Component data from apps and pages:
>>>
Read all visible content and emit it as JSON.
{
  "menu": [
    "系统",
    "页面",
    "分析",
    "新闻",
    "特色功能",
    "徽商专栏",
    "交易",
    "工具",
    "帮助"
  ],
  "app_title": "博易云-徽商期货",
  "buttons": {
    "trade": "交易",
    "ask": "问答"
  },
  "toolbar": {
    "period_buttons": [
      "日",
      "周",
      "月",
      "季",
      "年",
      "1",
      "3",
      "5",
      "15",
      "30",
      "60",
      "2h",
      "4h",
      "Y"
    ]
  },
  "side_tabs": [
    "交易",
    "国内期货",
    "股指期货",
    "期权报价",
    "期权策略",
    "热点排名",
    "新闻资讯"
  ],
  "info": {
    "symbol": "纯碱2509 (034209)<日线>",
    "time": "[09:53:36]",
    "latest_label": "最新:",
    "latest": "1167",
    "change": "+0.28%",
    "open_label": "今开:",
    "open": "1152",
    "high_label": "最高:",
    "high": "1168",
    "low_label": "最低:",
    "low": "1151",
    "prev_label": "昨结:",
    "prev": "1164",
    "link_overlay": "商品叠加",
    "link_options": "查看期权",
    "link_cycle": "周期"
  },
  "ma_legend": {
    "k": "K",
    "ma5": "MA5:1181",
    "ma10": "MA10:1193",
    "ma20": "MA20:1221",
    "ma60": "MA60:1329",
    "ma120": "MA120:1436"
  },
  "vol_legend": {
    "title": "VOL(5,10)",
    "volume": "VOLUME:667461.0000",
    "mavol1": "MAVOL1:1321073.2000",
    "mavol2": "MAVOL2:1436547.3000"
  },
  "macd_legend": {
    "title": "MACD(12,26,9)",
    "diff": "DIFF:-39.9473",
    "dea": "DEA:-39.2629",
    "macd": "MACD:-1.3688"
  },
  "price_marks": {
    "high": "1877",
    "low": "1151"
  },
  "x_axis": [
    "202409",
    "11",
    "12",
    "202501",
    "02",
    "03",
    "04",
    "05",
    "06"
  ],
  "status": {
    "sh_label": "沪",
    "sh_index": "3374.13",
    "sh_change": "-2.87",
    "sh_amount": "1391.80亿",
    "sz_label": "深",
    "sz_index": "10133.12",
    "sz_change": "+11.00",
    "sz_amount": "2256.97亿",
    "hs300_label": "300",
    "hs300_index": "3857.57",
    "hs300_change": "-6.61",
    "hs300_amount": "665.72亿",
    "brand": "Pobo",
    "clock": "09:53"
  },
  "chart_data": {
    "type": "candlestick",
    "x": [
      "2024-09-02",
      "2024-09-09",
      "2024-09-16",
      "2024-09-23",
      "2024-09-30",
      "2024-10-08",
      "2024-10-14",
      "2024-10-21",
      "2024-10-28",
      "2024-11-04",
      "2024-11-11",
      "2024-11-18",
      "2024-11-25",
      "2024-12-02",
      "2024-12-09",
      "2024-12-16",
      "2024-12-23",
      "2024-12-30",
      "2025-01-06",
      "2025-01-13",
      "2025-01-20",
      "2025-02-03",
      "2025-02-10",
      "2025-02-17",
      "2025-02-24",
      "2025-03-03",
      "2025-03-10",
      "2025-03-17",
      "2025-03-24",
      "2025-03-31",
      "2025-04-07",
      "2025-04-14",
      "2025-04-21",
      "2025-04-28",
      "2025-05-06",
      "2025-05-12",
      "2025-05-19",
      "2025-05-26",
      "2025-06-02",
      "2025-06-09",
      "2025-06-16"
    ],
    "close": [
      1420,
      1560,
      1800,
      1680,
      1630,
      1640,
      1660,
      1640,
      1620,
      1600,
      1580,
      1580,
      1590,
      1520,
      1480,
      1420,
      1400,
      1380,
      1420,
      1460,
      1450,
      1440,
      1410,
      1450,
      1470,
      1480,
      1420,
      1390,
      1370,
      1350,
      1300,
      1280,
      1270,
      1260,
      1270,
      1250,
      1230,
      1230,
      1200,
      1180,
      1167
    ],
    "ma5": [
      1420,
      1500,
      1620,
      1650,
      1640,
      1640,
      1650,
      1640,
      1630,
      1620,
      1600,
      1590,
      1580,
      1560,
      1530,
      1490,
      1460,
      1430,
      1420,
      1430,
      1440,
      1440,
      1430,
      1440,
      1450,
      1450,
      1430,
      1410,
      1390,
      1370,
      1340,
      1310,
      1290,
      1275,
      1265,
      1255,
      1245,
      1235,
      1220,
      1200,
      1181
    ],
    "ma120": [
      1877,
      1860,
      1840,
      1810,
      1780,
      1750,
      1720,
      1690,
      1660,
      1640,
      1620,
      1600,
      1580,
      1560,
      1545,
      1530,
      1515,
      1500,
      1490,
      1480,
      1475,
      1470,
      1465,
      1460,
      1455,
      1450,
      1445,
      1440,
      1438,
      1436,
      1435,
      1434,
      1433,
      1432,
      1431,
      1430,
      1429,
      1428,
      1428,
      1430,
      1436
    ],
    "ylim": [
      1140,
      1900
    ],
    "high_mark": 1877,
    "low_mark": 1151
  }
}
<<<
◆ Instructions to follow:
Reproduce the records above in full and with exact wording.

◆ Solution to this exercise:
Read all visible content and emit it as JSON.
{
  "menu": [
    "系统",
    "页面",
    "分析",
    "新闻",
    "特色功能",
    "徽商专栏",
    "交易",
    "工具",
    "帮助"
  ],
  "app_title": "博易云-徽商期货",
  "buttons": {
    "trade": "交易",
    "ask": "问答"
  },
  "toolbar": {
    "period_buttons": [
      "日",
      "周",
      "月",
      "季",
      "年",
      "1",
      "3",
      "5",
      "15",
      "30",
      "60",
      "2h",
      "4h",
      "Y"
    ]
  },
  "side_tabs": [
    "交易",
    "国内期货",
    "股指期货",
    "期权报价",
    "期权策略",
    "热点排名",
    "新闻资讯"
  ],
  "info": {
    "symbol": "纯碱2509 (034209)<日线>",
    "time": "[09:53:36]",
    "latest_label": "最新:",
    "latest": "1167",
    "change": "+0.28%",
    "open_label": "今开:",
    "open": "1152",
    "high_label": "最高:",
    "high": "1168",
    "low_label": "最低:",
    "low": "1151",
    "prev_label": "昨结:",
    "prev": "1164",
    "link_overlay": "商品叠加",
    "link_options": "查看期权",
    "link_cycle": "周期"
  },
  "ma_legend": {
    "k": "K",
    "ma5": "MA5:1181",
    "ma10": "MA10:1193",
    "ma20": "MA20:1221",
    "ma60": "MA60:1329",
    "ma120": "MA120:1436"
  },
  "vol_legend": {
    "title": "VOL(5,10)",
    "volume": "VOLUME:667461.0000",
    "mavol1": "MAVOL1:1321073.2000",
    "mavol2": "MAVOL2:1436547.3000"
  },
  "macd_legend": {
    "title": "MACD(12,26,9)",
    "diff": "DIFF:-39.9473",
    "dea": "DEA:-39.2629",
    "macd": "MACD:-1.3688"
  },
  "price_marks": {
    "high": "1877",
    "low": "1151"
  },
  "x_axis": [
    "202409",
    "11",
    "12",
    "202501",
    "02",
    "03",
    "04",
    "05",
    "06"
  ],
  "status": {
    "sh_label": "沪",
    "sh_index": "3374.13",
    "sh_change": "-2.87",
    "sh_amount": "1391.80亿",
    "sz_label": "深",
    "sz_index": "10133.12",
    "sz_change": "+11.00",
    "sz_amount": "2256.97亿",
    "hs300_label": "300",
    "hs300_index": "3857.57",
    "hs300_change": "-6.61",
    "hs300_amount": "665.72亿",
    "brand": "Pobo",
    "clock": "09:53"
  },
  "chart_data": {
    "type": "candlestick",
    "x": [
      "2024-09-02",
      "2024-09-09",
      "2024-09-16",
      "2024-09-23",
      "2024-09-30",
      "2024-10-08",
      "2024-10-14",
      "2024-10-21",
      "2024-10-28",
      "2024-11-04",
      "2024-11-11",
      "2024-11-18",
      "2024-11-25",
      "2024-12-02",
      "2024-12-09",
      "2024-12-16",
      "2024-12-23",
      "2024-12-30",
      "2025-01-06",
      "2025-01-13",
      "2025-01-20",
      "2025-02-03",
      "2025-02-10",
      "2025-02-17",
      "2025-02-24",
      "2025-03-03",
      "2025-03-10",
      "2025-03-17",
      "2025-03-24",
      "2025-03-31",
      "2025-04-07",
      "2025-04-14",
      "2025-04-21",
      "2025-04-28",
      "2025-05-06",
      "2025-05-12",
      "2025-05-19",
      "2025-05-26",
      "2025-06-02",
      "2025-06-09",
      "2025-06-16"
    ],
    "close": [
      1420,
      1560,
      1800,
      1680,
      1630,
      1640,
      1660,
      1640,
      1620,
      1600,
      1580,
      1580,
      1590,
      1520,
      1480,
      1420,
      1400,
      1380,
      1420,
      1460,
      1450,
      1440,
      1410,
      1450,
      1470,
      1480,
      1420,
      1390,
      1370,
      1350,
      1300,
      1280,
      1270,
      1260,
      1270,
      1250,
      1230,
      1230,
      1200,
      1180,
      1167
    ],
    "ma5": [
      1420,
      1500,
      1620,
      1650,
      1640,
      1640,
      1650,
      1640,
      1630,
      1620,
      1600,
      1590,
      1580,
      1560,
      1530,
      1490,
      1460,
      1430,
      1420,
      1430,
      1440,
      1440,
      1430,
      1440,
      1450,
      1450,
      1430,
      1410,
      1390,
      1370,
      1340,
      1310,
      1290,
      1275,
      1265,
      1255,
      1245,
      1235,
      1220,
      1200,
      1181
    ],
    "ma120": [
      1877,
      1860,
      1840,
      1810,
      1780,
      1750,
      1720,
      1690,
      1660,
      1640,
      1620,
      1600,
      1580,
      1560,
      1545,
      1530,
      1515,
      1500,
      1490,
      1480,
      1475,
      1470,
      1465,
      1460,
      1455,
      1450,
      1445,
      1440,
      1438,
      1436,
      1435,
      1434,
      1433,
      1432,
      1431,
      1430,
      1429,
      1428,
      1428,
      1430,
      1436
    ],
    "ylim": [
      1140,
      1900
    ],
    "high_mark": 1877,
    "low_mark": 1151
  }
}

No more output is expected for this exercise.